All jokes aside, I highly recommend attending research days and symposiums when you can as an early career researcher – even if it is out of your research comfort zone. My PhD research examines music and depression in Alzheimer’s disease in relation to cognitive rather than cellular processes. So, what did I hope to gain from attending this research day?
You can experience tunnel vision on your PhD journey and easily lose sight of what is happening in your wider research field or your other interests. I had been seeing the term microglia a lot recently but had never taken the time to find out more. Goal achieved with the bonus of a free lunch – lovely.
Knowledge exchange and hope for participants
We all want to talk about our research with others – check.
But hope? As cheesy as that sounds, I am finding that it’s an important part of a dementia researcher’s role from a participant’s perspective. Participants may ask you questions because they unable to ask others for a variety of reasons. They place you in the role of an expert so keeping abreast of the wider research field allows you to share information with those who most effected – people living with dementia. During my first PhD study, drug trial failures were reported and some of my research volunteers were involved in those trials. Having a general overview of who’s doing what, where and why, can provide a little hope when hopes are dashed.
A break with a positivity boost
A change is as good as a break….It certainly is! I left the research day feeling cognitively refreshed because I had to stop thinking about my project for a while. Learning something new without an agenda gave me a positive feeling as opposed to my usual PhD negativity about not knowing enough or stressing about how much I must learn. Learning was achieved because the research day presenters relayed the key information in a simple way so I, a non-specialist, was able to take away the important parts.
For example, if A (TREM2**) is important in B (microglia functioning) then interfering with A (removing TREM2 or other components within the TREM2 pathway) should affect B in some way – and it does according to the presenting ARUK researchers.
So, what is so exciting about that? TREM2 pathway research may lead to new therapeutic targets where more recent drug trials targeting other factors within Alzheimer’s disease pathology have failed.
Creating options for life after the viva
I am in the final year of my PhD which is scary. My second biggest fear, viva taking the number one spot, is what am I going to do next. For now, I am taking every opportunity to rub shoulders with more established researchers and initiate conversations that would never happen otherwise (stopped Dr Mark Dallas for a quick chat – joined ARUK Oxford Network shortly after). The research day sparked my curiosity (microglia fever) about how the research concepts related to my own interests – depression. It transpires that depression and microglia function is a hot topic. Perhaps this is a research area I will pursue if there are opportunities to collaborate…DM me (@amg_phd).

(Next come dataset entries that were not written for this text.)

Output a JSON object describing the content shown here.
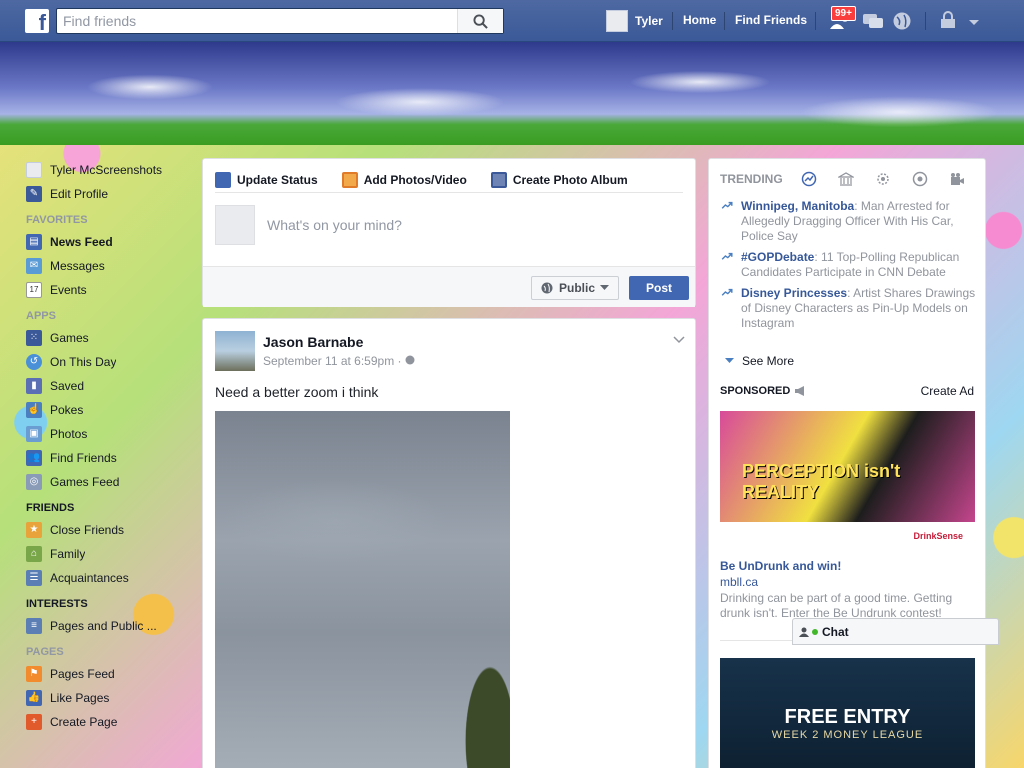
{
  "topbar": {
    "logo": "f",
    "search_placeholder": "Find friends",
    "user_name": "Tyler",
    "home_label": "Home",
    "find_friends_label": "Find Friends",
    "friend_requests_badge": "99+"
  },
  "leftnav": {
    "profile_name": "Tyler McScreenshots",
    "edit_profile": "Edit Profile",
    "favorites_heading": "FAVORITES",
    "favorites": [
      {
        "label": "News Feed",
        "icon": "news-feed-icon"
      },
      {
        "label": "Messages",
        "icon": "messages-icon"
      },
      {
        "label": "Events",
        "icon": "events-icon",
        "date": "17"
      }
    ],
    "apps_heading": "APPS",
    "apps": [
      {
        "label": "Games",
        "icon": "games-icon"
      },
      {
        "label": "On This Day",
        "icon": "on-this-day-icon"
      },
      {
        "label": "Saved",
        "icon": "saved-icon"
      },
      {
        "label": "Pokes",
        "icon": "pokes-icon"
      },
      {
        "label": "Photos",
        "icon": "photos-icon"
      },
      {
        "label": "Find Friends",
        "icon": "find-friends-icon"
      },
      {
        "label": "Games Feed",
        "icon": "games-feed-icon"
      }
    ],
    "friends_heading": "FRIENDS",
    "friends": [
      {
        "label": "Close Friends",
        "icon": "close-friends-icon"
      },
      {
        "label": "Family",
        "icon": "family-icon"
      },
      {
        "label": "Acquaintances",
        "icon": "acquaintances-icon"
      }
    ],
    "interests_heading": "INTERESTS",
    "interests": [
      {
        "label": "Pages and Public ...",
        "icon": "pages-public-icon"
      }
    ],
    "pages_heading": "PAGES",
    "pages": [
      {
        "label": "Pages Feed",
        "icon": "pages-feed-icon"
      },
      {
        "label": "Like Pages",
        "icon": "like-pages-icon"
      },
      {
        "label": "Create Page",
        "icon": "create-page-icon"
      }
    ]
  },
  "composer": {
    "tab_update_status": "Update Status",
    "tab_add_photos": "Add Photos/Video",
    "tab_create_album": "Create Photo Album",
    "placeholder": "What's on your mind?",
    "privacy_label": "Public",
    "post_label": "Post"
  },
  "post": {
    "author": "Jason Barnabe",
    "timestamp": "September 11 at 6:59pm",
    "meta_separator": "·",
    "text": "Need a better zoom i think"
  },
  "trending": {
    "title": "TRENDING",
    "items": [
      {
        "topic": "Winnipeg, Manitoba",
        "desc": "Man Arrested for Allegedly Dragging Officer With His Car, Police Say"
      },
      {
        "topic": "#GOPDebate",
        "desc": "11 Top-Polling Republican Candidates Participate in CNN Debate"
      },
      {
        "topic": "Disney Princesses",
        "desc": "Artist Shares Drawings of Disney Characters as Pin-Up Models on Instagram"
      }
    ],
    "see_more": "See More"
  },
  "sponsored": {
    "title": "SPONSORED",
    "create_ad": "Create Ad",
    "ad1": {
      "overlay": "PERCEPTION isn't REALITY",
      "brand": "DrinkSense",
      "title": "Be UnDrunk and win!",
      "url": "mbll.ca",
      "desc": "Drinking can be part of a good time. Getting drunk isn't. Enter the Be Undrunk contest!"
    },
    "ad2": {
      "title": "FREE ENTRY",
      "subtitle": "WEEK 2 MONEY LEAGUE"
    }
  },
  "chat": {
    "label": "Chat"
  }
}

Trying something new
I was invited to write this blog via the Dementia Researcher WhatsApp group. As I have made significant use of the Dementia Researcher blogs and podcasts, I agreed. This is my first ever blog and the task made me engage more with the research that was presented. Try it.
All-in-all, the Reading University ARUK Dementia Research Day 2019 was well organised, exceeded my expectations in terms of information accessibility and was a superb example of why you should keep your presentations simple.
Guerreiro, R., Wojtas, A., Bras, J., Carrasquillo, M., Rogaeva, E., Majounie, E., … Hardy, J. (2013). TREM2 Variants in Alzheimer’s Disease. New England Journal of Medicine, 368(2), 117–127. https://doi.org/10.1056/nejmoa1211851 
Thei, L., Imm, J., Kaisis, E., Dallas, M. L., & Kerrigan, T. L. (2018). Microglia in Alzheimer’s Disease: A Role for Ion Channels. Frontiers in Neuroscience, 12, 676–676. https://doi.org/10.3389/fnins.2018.00676 
Anne-Marie Greenaway is a former science teacher, volunteer dementia advisor and PhD Biomedical Engineering candidate at the University of Reading. Anne-Marie is Dementia, depression and music (EEG correlates). A firm believer in trying new things, breaking glass ceilings and doing what you love – very well demonstrated by her having completing a MSc in Clinical Language Sciences with neuroscience having no experience or learning regarding linguistics or neuroscience. Now, I working on an engineering PhD without an engineering background (and doing a great job of it).
Follow @amg_phd 
*Microglia fever is an imaginary condition from exposure to excellent research. Microglia truly exist and are immunes cells that may play a key role in neurodegenerative disorders such as Alzheimer’s disease (Thei, Imm, Kaisis, Dallas, & Kerrigan, 2018).
**TREM2, formally known as Triggering Receptor Expressed on Myeloid cells 2, is a microglia-specific gene which has been linked to Alzheimer’s disease (Guerreiro et al., 2013)